When combined with vitamin D3, ThymoQuin reduced inflammatory biomarkers and upregulated immune response.
A recent study1 published in the Journal of Food & Nutritional Sciences investigated the immune health-modulating effects of black seed oil and vitamin D3 on mesenchymal stem cells (MSCs) and on mice. MSCs can modulate inflammatory responses and sense different inflammatory signals. Two different black seed oils were used in the study: ThymoQuin (TQ), standardized to 3% thymoquinone and low free fatty acid, from Israel-based TriNutra, and a commercial black seed oil (CBSO) high in free fatty acid content.
In the in vitro portion of the study, MSCs were treated with TQ alone, CBSO alone, vitamin D3 alone, TQ with vitamin D3, and CBSO with vitamin D3 to examine the effects of each on MSC proliferation levels of inflammatory biomarkers, changes in lipid droplet number and size, adipocyte differentiation, mitochondrial biogenesis, and stem cell function. Researchers found that CBSO significantly increased average lipid droplet size when compared to control, while TQ reduced average lipid droplet size, even more so than vitamin D3 alone. The combination of TQ and vitamin D3 showed significant reductions in average lipid droplet size.
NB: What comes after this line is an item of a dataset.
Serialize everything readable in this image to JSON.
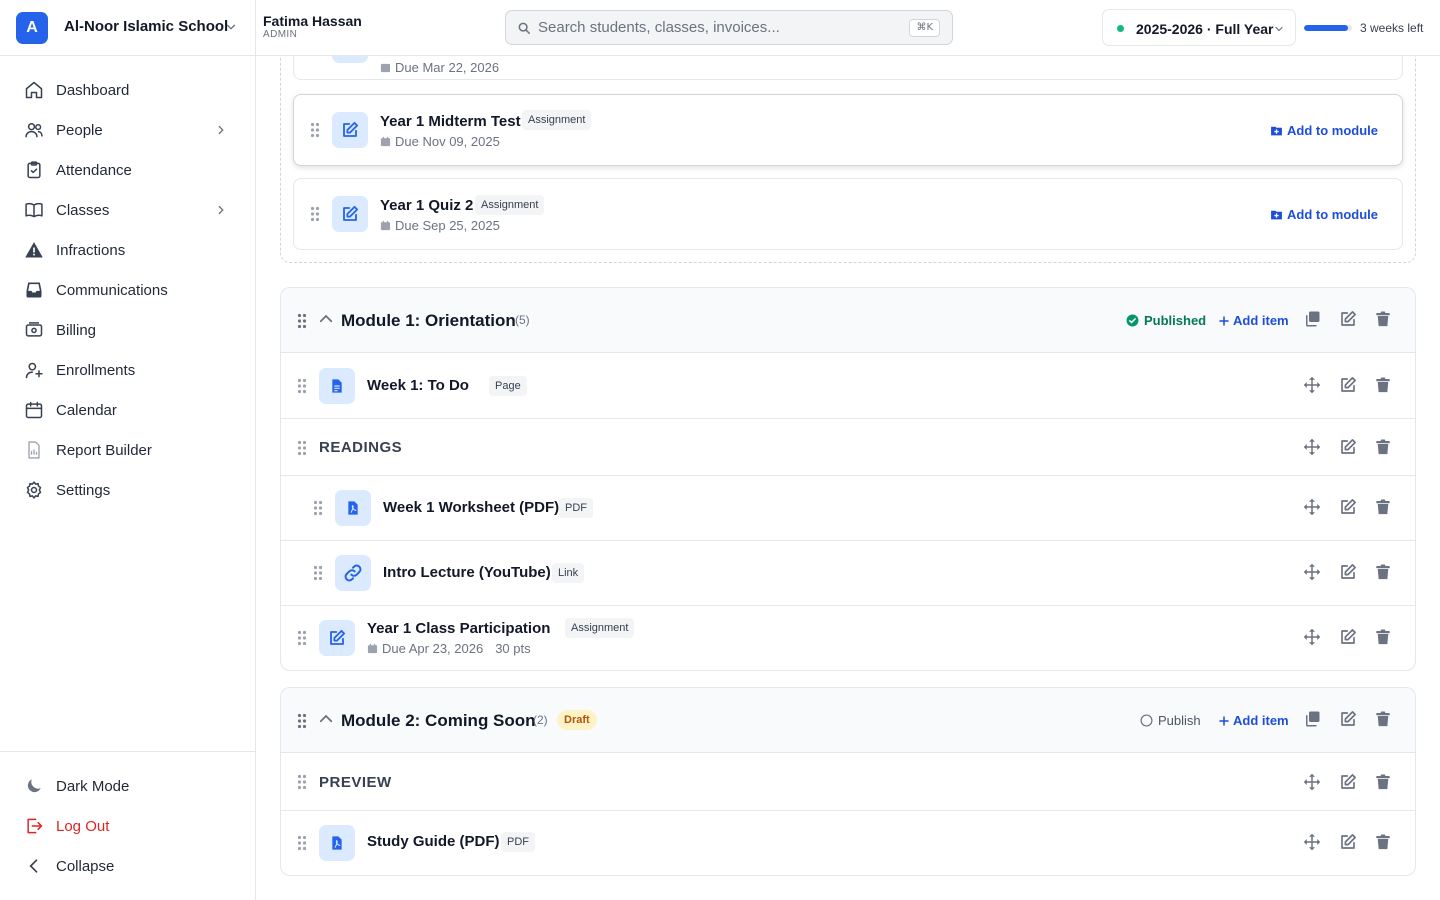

While CBSO increased TNF-alpha levels, TQ reduced the expression of the inflammatory cytokine. Overall, TQ reduced the size of large lipid droplets and effectively increased small lipid droplet area, and these effects were enhanced with the addition of vitamin D3. Researchers also observed increased mitochondrial biogenesis and energy metabolism in the presence of TQ, which was only enhanced with vitamin D3.
In the animal protocol, 20 mice were divided into five groups: 1) lean controls, 2) high fat diet (HFD), 3) HFD and treated for eight weeks with TQ, 4) HFD and treated for eight weeks with vitamin D3, and 5) HFD and treated for eight weeks with TQ and vitamin D3. After assessing angiogenesis in mouse liver tissue, researchers found that mice eating a HFD with TQ and vitamin D3 had higher levels of the antibodies ANG-1 and SDF-1, while the HFD diet alone had the lowest levels of those antibodies, demonstrating a influence on the immune system.
“I have long discussed the synergistic properties that are unique to black seed oil standardized to 3% thymoquinone and with very low free fatty acids,” said Morris Zelkha, co-founder and CEO of TriNutra, in a press release. “While previous focus has been mainly on its synergy with omega-3s, we are happy to share the results of ThymoQuin combined with vitamin D3 for improved immune support. Vitamin D3 is commonly recognized as a necessary part of good health, so seeing that we can enhance its effects with ThymoQuin opens a lot of possibilities for new products and further research.”